▸ Extracted information:

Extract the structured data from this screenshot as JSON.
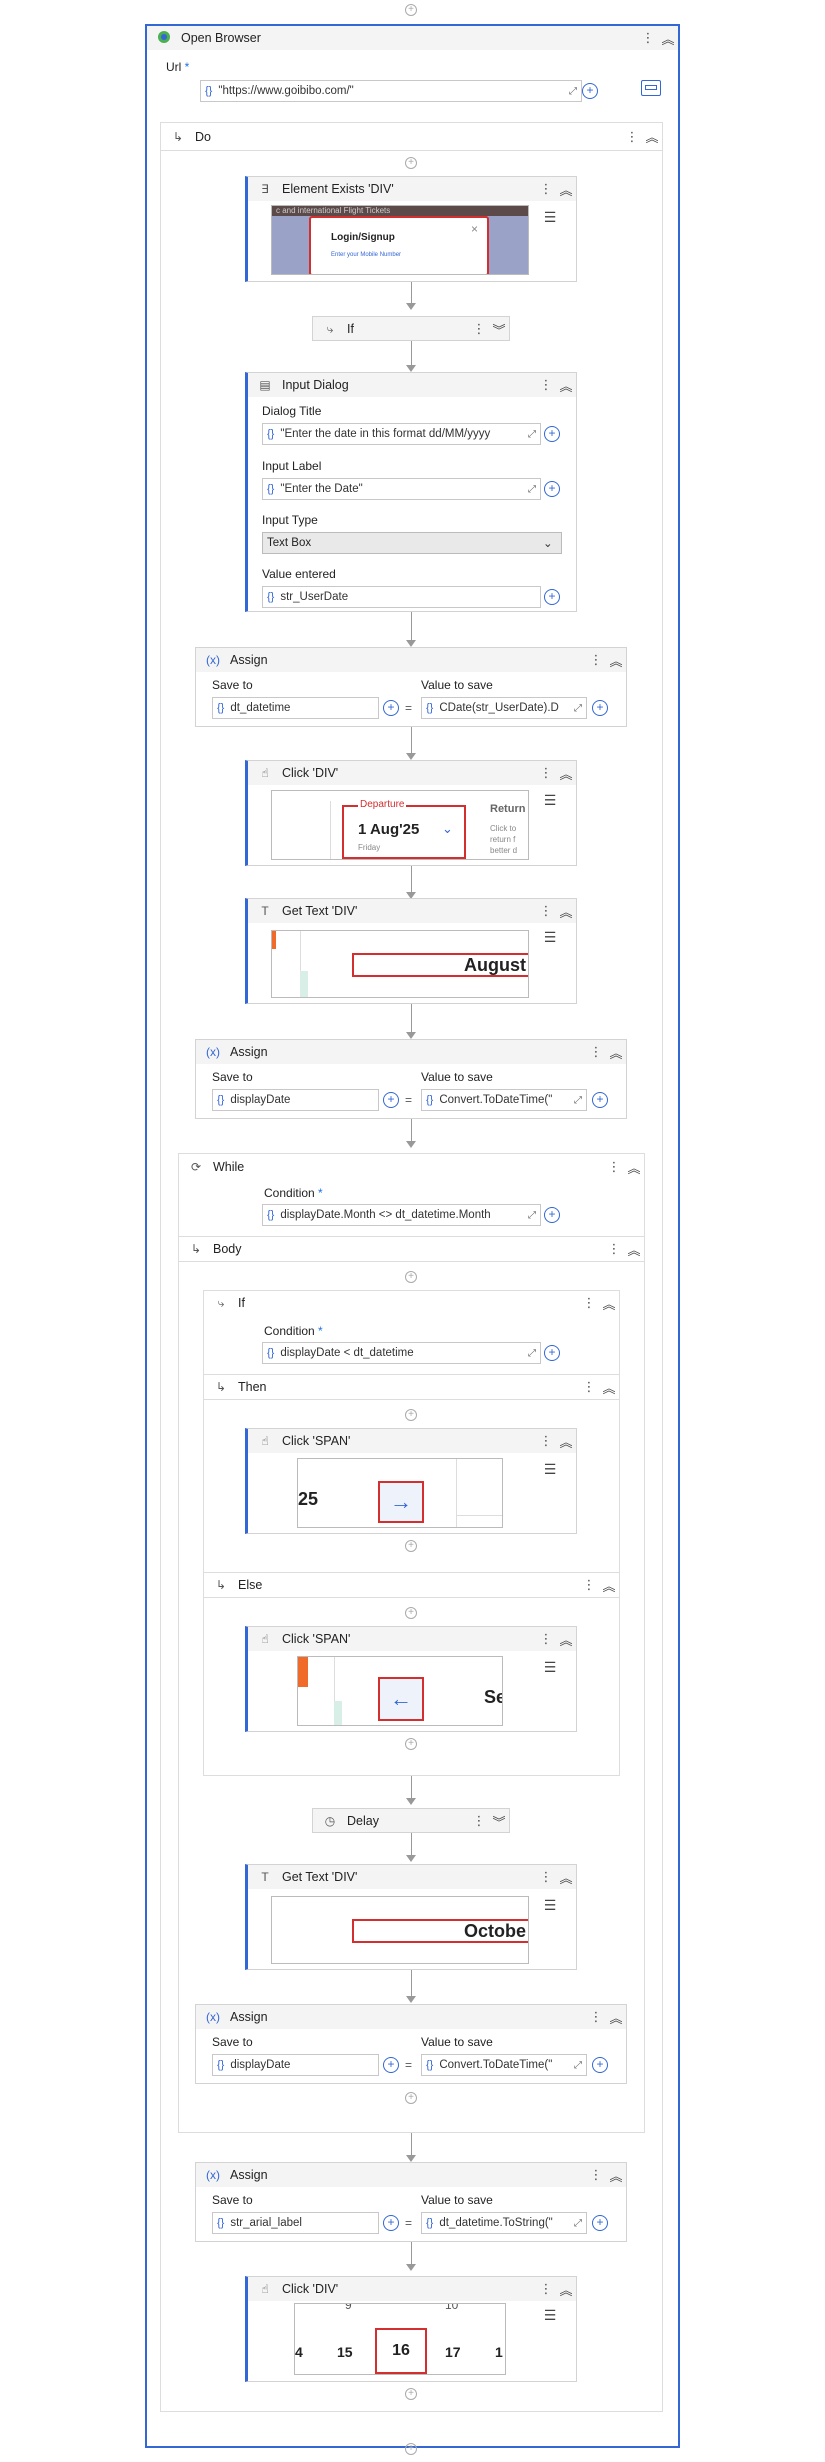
{
  "open_browser": {
    "title": "Open Browser",
    "url_label": "Url",
    "url_value": "\"https://www.goibibo.com/\""
  },
  "do_scope": {
    "label": "Do"
  },
  "element_exists": {
    "title": "Element Exists 'DIV'",
    "preview_login": "Login/Signup",
    "preview_mobile": "Enter your Mobile Number",
    "preview_banner": "c and international Flight Tickets"
  },
  "if1": {
    "title": "If"
  },
  "input_dialog": {
    "title": "Input Dialog",
    "dialog_title_label": "Dialog Title",
    "dialog_title_value": "\"Enter the date in this format dd/MM/yyyy",
    "input_label_label": "Input Label",
    "input_label_value": "\"Enter the Date\"",
    "input_type_label": "Input Type",
    "input_type_value": "Text Box",
    "value_entered_label": "Value entered",
    "value_entered_value": "str_UserDate"
  },
  "assign1": {
    "title": "Assign",
    "save_to_label": "Save to",
    "save_to_value": "dt_datetime",
    "value_label": "Value to save",
    "value_value": "CDate(str_UserDate).D"
  },
  "click_div1": {
    "title": "Click 'DIV'",
    "preview_departure": "Departure",
    "preview_date": "1 Aug'25",
    "preview_day": "Friday",
    "preview_return": "Return",
    "preview_return_sub": "Click to return f better d"
  },
  "get_text1": {
    "title": "Get Text 'DIV'",
    "preview_text": "August"
  },
  "assign2": {
    "title": "Assign",
    "save_to_label": "Save to",
    "save_to_value": "displayDate",
    "value_label": "Value to save",
    "value_value": "Convert.ToDateTime(\""
  },
  "while": {
    "title": "While",
    "condition_label": "Condition",
    "condition_value": "displayDate.Month <> dt_datetime.Month"
  },
  "body": {
    "label": "Body"
  },
  "if2": {
    "title": "If",
    "condition_label": "Condition",
    "condition_value": "displayDate < dt_datetime",
    "then_label": "Then",
    "else_label": "Else"
  },
  "click_span1": {
    "title": "Click 'SPAN'",
    "preview_text": "25"
  },
  "click_span2": {
    "title": "Click 'SPAN'",
    "preview_text": "Se"
  },
  "delay": {
    "title": "Delay"
  },
  "get_text2": {
    "title": "Get Text 'DIV'",
    "preview_text": "Octobe"
  },
  "assign3": {
    "title": "Assign",
    "save_to_label": "Save to",
    "save_to_value": "displayDate",
    "value_label": "Value to save",
    "value_value": "Convert.ToDateTime(\""
  },
  "assign4": {
    "title": "Assign",
    "save_to_label": "Save to",
    "save_to_value": "str_arial_label",
    "value_label": "Value to save",
    "value_value": "dt_datetime.ToString(\""
  },
  "click_div2": {
    "title": "Click 'DIV'",
    "preview_nums": [
      "4",
      "15",
      "16",
      "17",
      "1"
    ],
    "preview_top": [
      "9",
      "10"
    ]
  },
  "symbols": {
    "dots": "⋮",
    "collapse": "︽",
    "expand": "︾",
    "plus": "+",
    "braces": "{}",
    "expander": "⤢",
    "equals": "=",
    "menu": "☰",
    "caret": "⌄",
    "scope_arrow": "↳",
    "star": "*",
    "close": "×",
    "arrow_right": "→",
    "arrow_left": "←",
    "assign_icon": "(x)"
  },
  "colors": {
    "accent": "#3367d6",
    "highlight": "#d32f2f"
  }
}
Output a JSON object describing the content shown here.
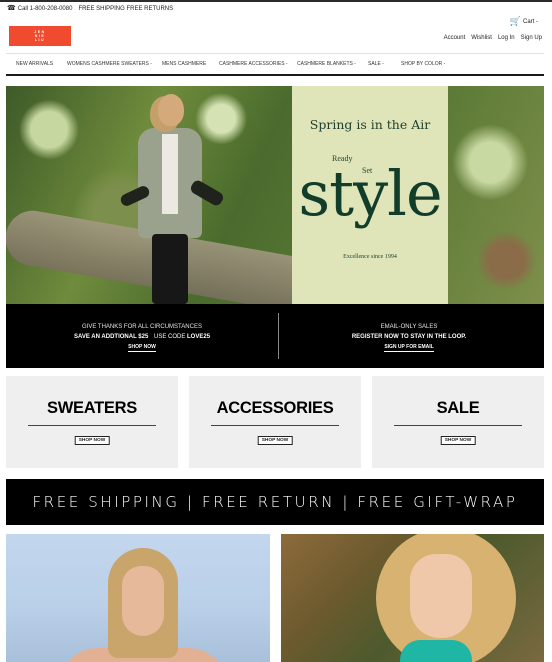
{
  "utility": {
    "phone_icon": "☎",
    "phone": "Call 1-800-208-0080",
    "shipping_notice": "FREE SHIPPING FREE RETURNS"
  },
  "cart": {
    "icon": "cart-icon",
    "label": "Cart -"
  },
  "logo": {
    "line1": "JEN",
    "line2": "NIE",
    "line3": "LIU"
  },
  "account_links": [
    "Account",
    "Wishlist",
    "Log In",
    "Sign Up"
  ],
  "nav": {
    "items": [
      "NEW ARRIVALS",
      "WOMENS CASHMERE SWEATERS -",
      "MENS CASHMERE",
      "CASHMERE ACCESSORIES -",
      "CASHMERE BLANKETS -",
      "SALE -",
      "SHOP BY COLOR -"
    ]
  },
  "hero": {
    "headline": "Spring is in the Air",
    "ready": "Ready",
    "set": "Set",
    "style": "style",
    "tagline": "Excellence since 1994"
  },
  "promo": {
    "left": {
      "line1": "GIVE THANKS FOR ALL CIRCUMSTANCES",
      "line2_a": "SAVE AN ADDTIONAL $25",
      "line2_b": "USE CODE",
      "line2_c": "LOVE25",
      "cta": "SHOP NOW"
    },
    "right": {
      "line1": "EMAIL-ONLY SALES",
      "line2": "REGISTER NOW TO STAY IN THE LOOP.",
      "cta": "SIGN UP FOR EMAIL"
    }
  },
  "categories": [
    {
      "title": "SWEATERS",
      "cta": "SHOP NOW"
    },
    {
      "title": "ACCESSORIES",
      "cta": "SHOP NOW"
    },
    {
      "title": "SALE",
      "cta": "SHOP NOW"
    }
  ],
  "shipping_bar": "FREE SHIPPING  |  FREE RETURN  |  FREE GIFT-WRAP",
  "colors": {
    "logo_bg": "#f04a2f",
    "hero_panel_bg": "#dfe4b9",
    "hero_text": "#123d2a",
    "bar_bg": "#000000",
    "tile_bg": "#efefef"
  }
}
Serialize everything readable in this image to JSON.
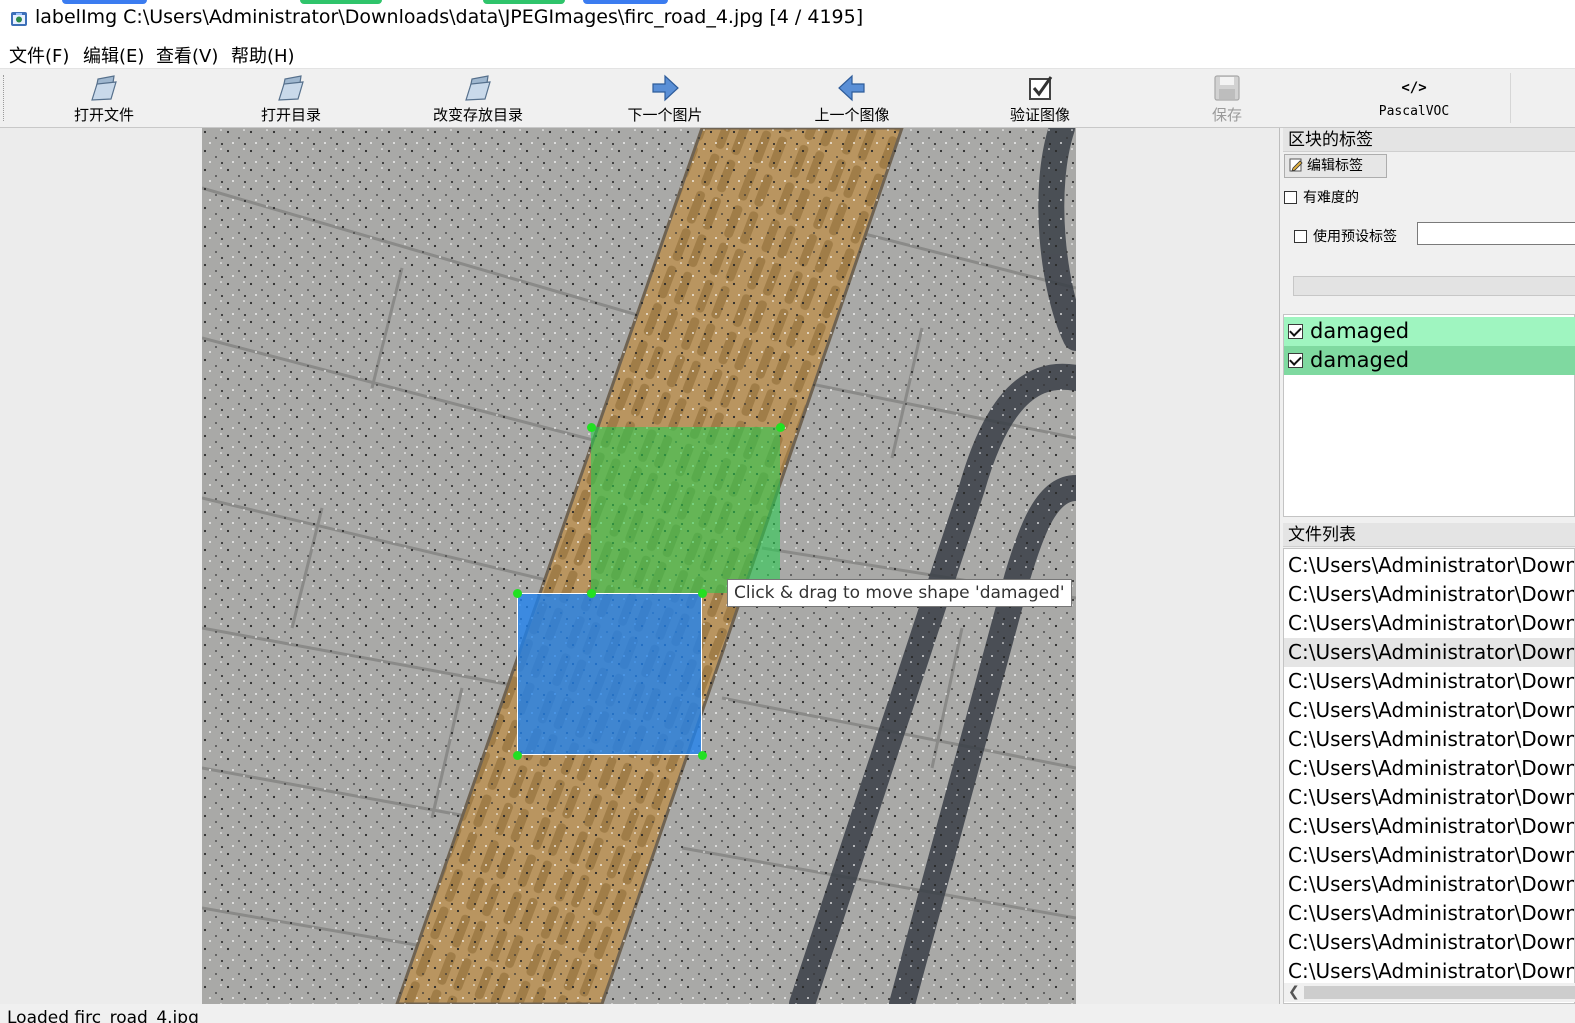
{
  "window": {
    "title": "labelImg C:\\Users\\Administrator\\Downloads\\data\\JPEGImages\\firc_road_4.jpg [4 / 4195]",
    "accent_colors": [
      "#3b7cf0",
      "#2fc46b",
      "#2fc46b",
      "#3b7cf0"
    ]
  },
  "menu": {
    "file": "文件(F)",
    "edit": "编辑(E)",
    "view": "查看(V)",
    "help": "帮助(H)"
  },
  "toolbar": {
    "open_file": "打开文件",
    "open_dir": "打开目录",
    "change_save_dir": "改变存放目录",
    "next_image": "下一个图片",
    "prev_image": "上一个图像",
    "verify_image": "验证图像",
    "save": "保存",
    "format": "PascalVOC",
    "format_icon_text": "</>"
  },
  "canvas": {
    "tooltip": "Click & drag to move shape 'damaged'",
    "shapes": [
      {
        "label": "damaged",
        "color": "#28cd50"
      },
      {
        "label": "damaged",
        "color": "#1e82f0"
      }
    ]
  },
  "label_panel": {
    "title": "区块的标签",
    "edit_label_button": "编辑标签",
    "difficult_checkbox": "有难度的",
    "use_default_label_checkbox": "使用预设标签",
    "default_label_value": "",
    "items": [
      {
        "text": "damaged",
        "checked": true,
        "bg": "#9ff5c0"
      },
      {
        "text": "damaged",
        "checked": true,
        "bg": "#7fd9a0"
      }
    ]
  },
  "file_panel": {
    "title": "文件列表",
    "selected_index": 3,
    "items": [
      "C:\\Users\\Administrator\\Down",
      "C:\\Users\\Administrator\\Down",
      "C:\\Users\\Administrator\\Down",
      "C:\\Users\\Administrator\\Down",
      "C:\\Users\\Administrator\\Down",
      "C:\\Users\\Administrator\\Down",
      "C:\\Users\\Administrator\\Down",
      "C:\\Users\\Administrator\\Down",
      "C:\\Users\\Administrator\\Down",
      "C:\\Users\\Administrator\\Down",
      "C:\\Users\\Administrator\\Down",
      "C:\\Users\\Administrator\\Down",
      "C:\\Users\\Administrator\\Down",
      "C:\\Users\\Administrator\\Down",
      "C:\\Users\\Administrator\\Down"
    ]
  },
  "status": {
    "text": "Loaded firc_road_4.jpg"
  }
}
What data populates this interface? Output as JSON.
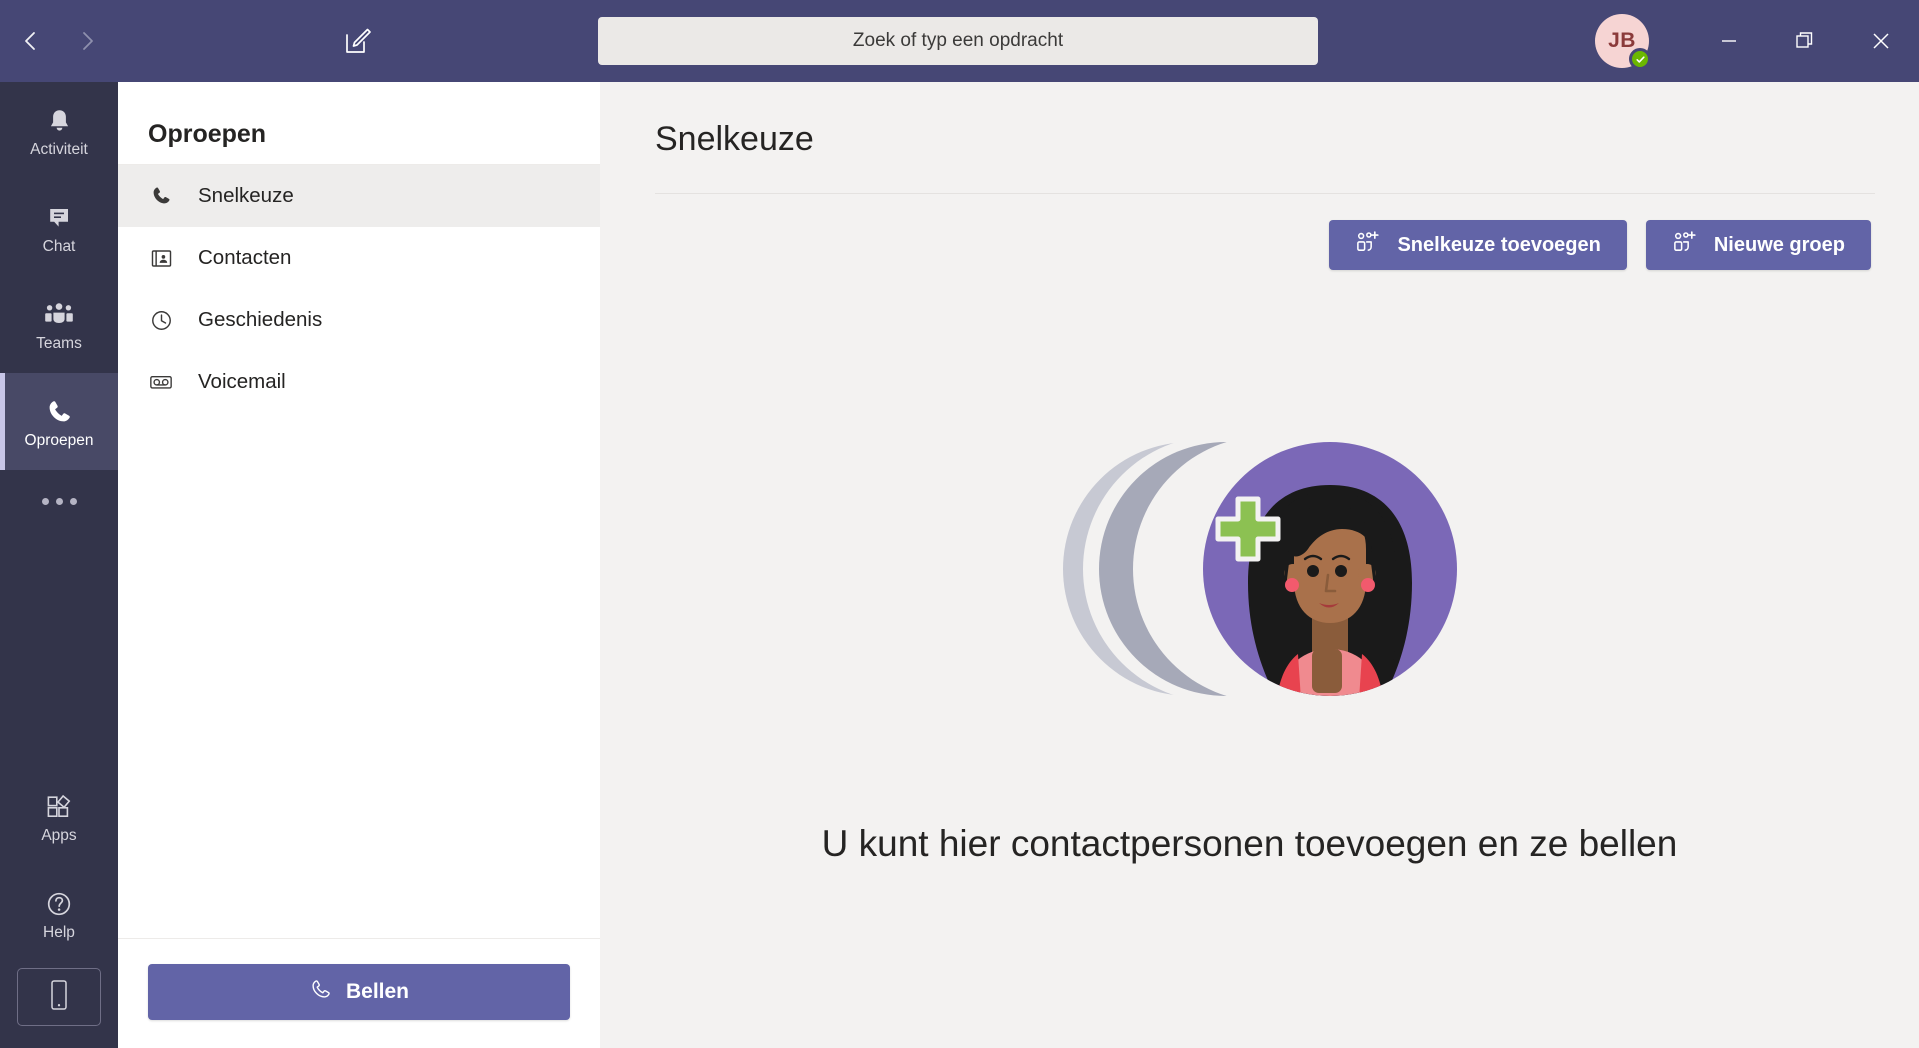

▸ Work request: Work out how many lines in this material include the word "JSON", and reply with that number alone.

▸ Task output: 4